Raid on the Medway, the Royal Navy's devastating defeat

On 13th June in 1667, the Dutch took advantage of a demoralised, angry England to launch an unexpected attack on the Royal Navy in the Medway, successfully destroying or capturing 20 ships. 

Diarist Samuel Pepys reflected the country's anguish with these famous words: 

“Home, where all our hearts do now ake;
For the news is true that the Dutch have broke
The chaine and burned our shops, …
I do fear so much that the whole kingdome is undone”

The attack was the latest in an ongoing battle between England and the Netherlands for control of trade routes across the world. 

When Charles II was restored to England's throne in 1660, national pride and optimism soared and the country grew more bullish in its plans to take Dutch trade.

Sensing this change in atmosphere, the Dutch began building bigger and heavier ships. The English, in contrast, had money problems that stopped them upgrading their fleet. 

Relations between the two countries worsened when the king's brother, the Duke of York, captured the Dutch colony of New Amsterdam. The city was renamed New York in his honour. 

The ongoing aggression drove the two sides to declare war in 1665, and the English got off to a good start with a resounding victory at the Battle of Lowestoft. 

But England's buoyant mood was punctuated by two disastrous episodes, starting with the Great Plague in 1665 and followed by the Fire of London in 1666.  

These devastating events hit England's finances hard and the people, who had lost loved ones, homes and jobs, took to the streets causing massive social upheaval.

Recognising England's low point, the Dutch launched an audacious attack. 

The Dutch fleet of 30 ships was first spotted in the Thames Estuary on 6 June, but the alarm was not raised until 9 June, when the ships had made it to Sheerness.

The king sent his commander George Monck to Chatham to assess the situation. Monck found the boatyard unprepared for attack, with a lack of men, ammunition and defences in place. 

He mounted hasty defences, including blocking ships to slow the enemy and a giant chain, stopping access to the dockyard. 

But it was too late. The Dutch fleet arrived two days later and launched their devastating attack, breaking past the chain, sinking two of the guard ships and capturing their crews. 

Seeing the hopelessness of the situation, Monck gave the order to sink 16 of the navy's ships so that they couldn't be captured.

The Dutch continued their progress into Chatham docks and sunk three more of the Royal Navy's biggest ships, before finally retreating with the prize of Royal Charles

England was humiliated, its naval power destroyed and Charles II was concerned that the prestige of the crown would not recover. 

The two sides made peace a few months later but the resentment continued, and they were back at war in 1672, this time with Charles II supporting a French-led conflict. 

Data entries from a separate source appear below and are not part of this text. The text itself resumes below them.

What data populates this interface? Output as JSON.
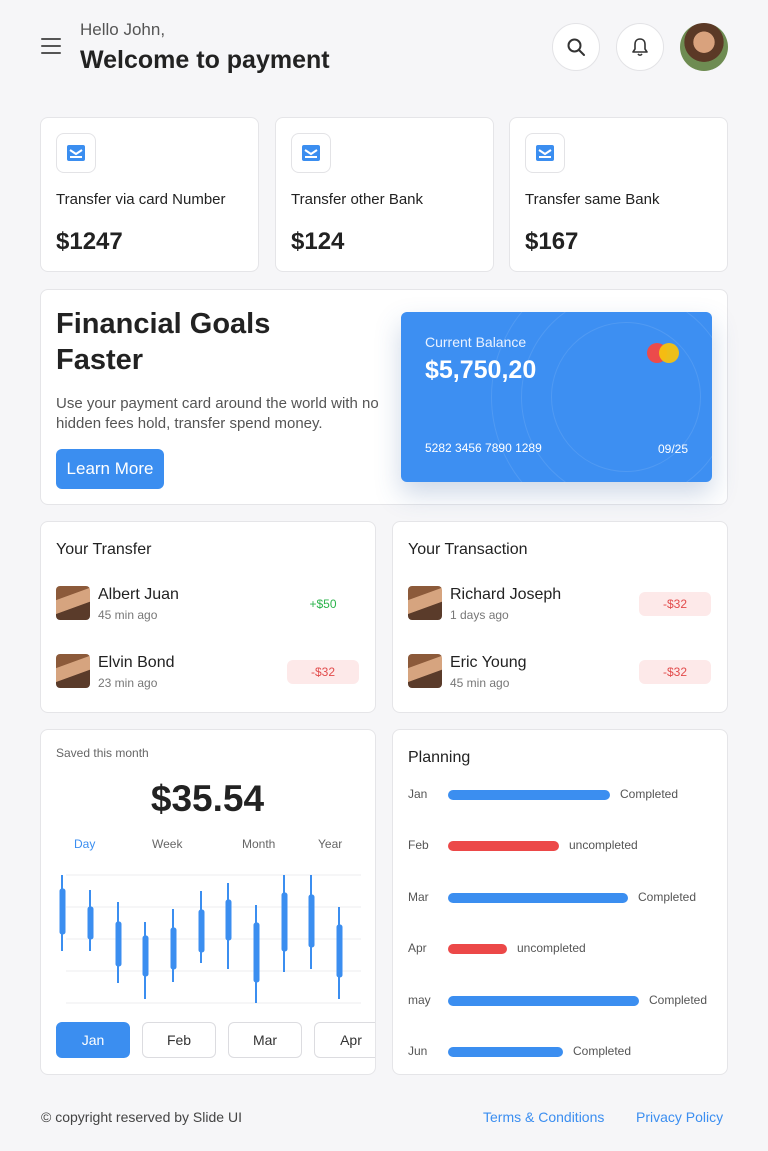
{
  "header": {
    "greeting": "Hello John,",
    "title": "Welcome to payment",
    "icons": [
      "menu-icon",
      "search-icon",
      "bell-icon"
    ]
  },
  "transfers_summary": [
    {
      "label": "Transfer via card Number",
      "amount": "$1247"
    },
    {
      "label": "Transfer other Bank",
      "amount": "$124"
    },
    {
      "label": "Transfer same Bank",
      "amount": "$167"
    }
  ],
  "promo": {
    "title_line1": "Financial Goals",
    "title_line2": "Faster",
    "text": "Use your payment card around the world with no hidden fees hold, transfer spend money.",
    "button": "Learn More"
  },
  "balance_card": {
    "label": "Current Balance",
    "amount": "$5,750,20",
    "number": "5282 3456 7890 1289",
    "expiry": "09/25",
    "color": "#3d8ff2"
  },
  "your_transfer": {
    "title": "Your Transfer",
    "items": [
      {
        "name": "Albert Juan",
        "time": "45 min ago",
        "amount": "+$50",
        "type": "positive"
      },
      {
        "name": "Elvin Bond",
        "time": "23 min ago",
        "amount": "-$32",
        "type": "negative"
      }
    ]
  },
  "your_transaction": {
    "title": "Your Transaction",
    "items": [
      {
        "name": "Richard Joseph",
        "time": "1 days ago",
        "amount": "-$32",
        "type": "negative"
      },
      {
        "name": "Eric Young",
        "time": "45 min ago",
        "amount": "-$32",
        "type": "negative"
      }
    ]
  },
  "saved": {
    "label": "Saved this month",
    "amount": "$35.54",
    "periods": [
      "Day",
      "Week",
      "Month",
      "Year"
    ],
    "active_period": "Day",
    "months": [
      "Jan",
      "Feb",
      "Mar",
      "Apr"
    ],
    "active_month": "Jan"
  },
  "planning": {
    "title": "Planning",
    "rows": [
      {
        "month": "Jan",
        "status": "Completed",
        "progress": 0.85,
        "color": "#3b8ef0"
      },
      {
        "month": "Feb",
        "status": "uncompleted",
        "progress": 0.58,
        "color": "#ec4848"
      },
      {
        "month": "Mar",
        "status": "Completed",
        "progress": 0.94,
        "color": "#3b8ef0"
      },
      {
        "month": "Apr",
        "status": "uncompleted",
        "progress": 0.31,
        "color": "#ec4848"
      },
      {
        "month": "may",
        "status": "Completed",
        "progress": 1.0,
        "color": "#3b8ef0"
      },
      {
        "month": "Jun",
        "status": "Completed",
        "progress": 0.6,
        "color": "#3b8ef0"
      }
    ]
  },
  "footer": {
    "copyright": "© copyright reserved by Slide UI",
    "terms": "Terms & Conditions",
    "privacy": "Privacy Policy"
  }
}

With the war going badly, the Dutch turned to William III of Orange to take control. He helped to turn the tide, building a reputation as the hero of Protestantism that would later see England's protestants invite him to take control of their throne. 

Want to find out more? Join Professor Andrew Lambert, one of England's leading experts on the Royal Navy, to visit the dockyards of Chatham, Upnor Castle and the site of the Raid on the Medway, to learn more about Britain's fascinating naval history. 

Picture credit: Attack on Chatham by Willem Schellinks c. 1668, credit: Thaliastock / Mary Evans